Bomber's Moon: A Joe Gunther Novel
“Bomber’s Moon delivers action and adventure, passion and compassion, philosophy and pathos, deft characterization across diverse personalities and backgrounds, description of place so spot-on you’ll feel you’re standing in each scene, with a dollop of sex and romance.”
Series novelists all face the same challenge sooner or later: how to keep both their readers and themselves from getting bored.
It’s a seemingly inevitable outcome of writing about the same characters and places year after year. When you get up to 30 volumes in a series, like Archer Mayor has achieved, then one is almost nervous about reading the latest volume in fear that the author will have finally lost his or her inspiration.
Fear not, kind readers. Mayor long ago mastered the art of not being boring. And with Bomber’s Moon he has given us once again an intriguing, twisty, humanistic crime novel featuring Joe Gunther and his Vermont Bureau of Investigation team.
As usual, the plot follows many tangled threads that spiral out then twine back together. Here they include murder victims, petty thieves, master thieves, drug addicts and dealers, evil masterminds, pathetic victims, and innocent people as collateral damage—pursued and/or investigated by the VBI team, at odds with a young reporter and private investigator—until their discoveries twine together, too.
The action in Bomber’s Moon revolves around Brattleboro, Vermont, one of the cross-culture towns in this low-population state of northern New England. Mayor made his name writing about Vermont, a corner of the country not well understood by the rest of the United States. After so many stories set there, readers who live in the state, or near it, or even hundreds of miles away, continue to gain a realistic understanding of what the place is like on both macro and micro levels.
Mayor’s years of living in Vermont, his skill in evoking not just place but character, and his direct personal and professional experience in the state’s various law enforcement arms inform his police procedurals at an exceptionally high level.
Because he is a fastidious researcher on top of his firsthand knowledge, the story situations remain not only plausible but also scary because of that plausibility. For readers who live in Vermont, the plausibility cuts uncomfortably close.

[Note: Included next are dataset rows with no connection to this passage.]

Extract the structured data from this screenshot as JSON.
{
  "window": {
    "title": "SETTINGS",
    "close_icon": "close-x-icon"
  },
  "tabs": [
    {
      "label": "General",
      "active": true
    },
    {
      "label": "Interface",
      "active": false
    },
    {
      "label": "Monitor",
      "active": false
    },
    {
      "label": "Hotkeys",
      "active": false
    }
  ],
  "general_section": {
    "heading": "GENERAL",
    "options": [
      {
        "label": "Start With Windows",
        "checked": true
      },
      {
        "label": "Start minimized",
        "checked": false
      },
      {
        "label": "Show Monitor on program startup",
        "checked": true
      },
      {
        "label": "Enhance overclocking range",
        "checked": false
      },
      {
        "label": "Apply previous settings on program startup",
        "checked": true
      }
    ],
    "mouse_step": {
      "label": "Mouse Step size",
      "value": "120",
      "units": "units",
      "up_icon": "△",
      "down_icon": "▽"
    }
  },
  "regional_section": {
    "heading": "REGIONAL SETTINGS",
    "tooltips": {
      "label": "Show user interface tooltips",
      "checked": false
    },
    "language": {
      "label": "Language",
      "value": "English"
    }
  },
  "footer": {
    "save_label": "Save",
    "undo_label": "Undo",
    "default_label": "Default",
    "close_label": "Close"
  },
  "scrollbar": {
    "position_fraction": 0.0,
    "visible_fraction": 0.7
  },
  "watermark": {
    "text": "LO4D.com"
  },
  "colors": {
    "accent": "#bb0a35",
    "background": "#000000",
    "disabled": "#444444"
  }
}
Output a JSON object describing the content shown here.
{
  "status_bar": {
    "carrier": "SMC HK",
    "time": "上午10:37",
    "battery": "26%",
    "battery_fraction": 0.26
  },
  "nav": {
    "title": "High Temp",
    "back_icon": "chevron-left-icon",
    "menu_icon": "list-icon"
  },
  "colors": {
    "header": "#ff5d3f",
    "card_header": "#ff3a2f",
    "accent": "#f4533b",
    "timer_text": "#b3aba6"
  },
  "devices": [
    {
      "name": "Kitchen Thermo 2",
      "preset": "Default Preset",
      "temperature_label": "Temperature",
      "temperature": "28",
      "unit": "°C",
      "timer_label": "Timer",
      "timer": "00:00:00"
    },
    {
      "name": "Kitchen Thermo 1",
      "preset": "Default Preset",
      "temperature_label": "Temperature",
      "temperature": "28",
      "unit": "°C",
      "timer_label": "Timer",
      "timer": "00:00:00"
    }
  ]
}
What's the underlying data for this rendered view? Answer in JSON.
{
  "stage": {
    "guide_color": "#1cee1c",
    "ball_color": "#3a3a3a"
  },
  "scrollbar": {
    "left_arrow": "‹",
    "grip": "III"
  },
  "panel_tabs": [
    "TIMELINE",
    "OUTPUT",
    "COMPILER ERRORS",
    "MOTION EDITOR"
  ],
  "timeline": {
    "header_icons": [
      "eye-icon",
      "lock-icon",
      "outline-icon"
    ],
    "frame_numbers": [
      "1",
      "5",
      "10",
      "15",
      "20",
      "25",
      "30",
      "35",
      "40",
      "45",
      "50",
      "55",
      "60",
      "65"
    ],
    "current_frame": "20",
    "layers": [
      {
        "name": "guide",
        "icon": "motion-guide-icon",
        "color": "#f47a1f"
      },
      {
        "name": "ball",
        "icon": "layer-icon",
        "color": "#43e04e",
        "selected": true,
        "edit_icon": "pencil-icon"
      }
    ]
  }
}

Readers who started with book 1, Open Season, are by now well acquainted with Joe Gunther, who has advanced to chief of the elite VBI. His eccentric colleagues have stayed with him, and most are present in Bomber’s Moon. Readers entering the series with this new book will get enough background to follow the story without head-scratching, though they may miss nuances and references that series devotees will catch.
One of the reasons why Mayor’s books remain unboring is because he mixes up his troupe of characters and always introduces someone or something new. This might be a little frustrating for readers who prefer to stick with Joe, but he’s never too far offstage and is always involved in the story.
In Bomber’s Moon Joe is the reference point and dot-connector for multiple subplots and viewpoints. It’s a complex case pursued by characters from past books and likely future books, as well as the core investigation team. On-stage time is evenly divided among them, stitched seamlessly together.
Such “head hopping” is a common way to build suspense, especially in crime fiction where it’s almost impossible for a single character to know what needs to be known to advance the plot. Bomber’s Moon offers enlightening viewpoints from minor characters as well, such as the diver who finds one of the murder victims in a raging winter river. That short chapter simultaneously informs us about the harsh realities of the environment, of investigative work, of human dedication and suffering, and anonymous individual heroism like a cherry on top.
The book’s title is drawn from this description:
“There was a full moon, with nary a cloud in the sky, which, when combined with the fresh snow, lent a bright, almost pale blue boldness to the night, similar to the hue at the base of a gas flame. A bomber’s moon, he’d heard an old juicer once call it . . . a World War II term. Before lasers and radar and night vision were standard equipment on planes, night bombers ventured out over an enemy’s monochrome landscape, using only their eyesight to seek out targets, much as [he] was doing now.
“So far, so good, as the ancient drinker had commented, laughing. But beware what you wish for. ‘Whoever you target can target you in return . . . ’”
Bomber’s Moon delivers action and adventure, passion and compassion, philosophy and pathos, deft characterization across diverse personalities and backgrounds, description of place so spot-on you’ll feel you’re standing in each scene, with a dollop of sex and romance—all wrapped around a solid, informative, well-paced investigation. What more can one ask for in a novel?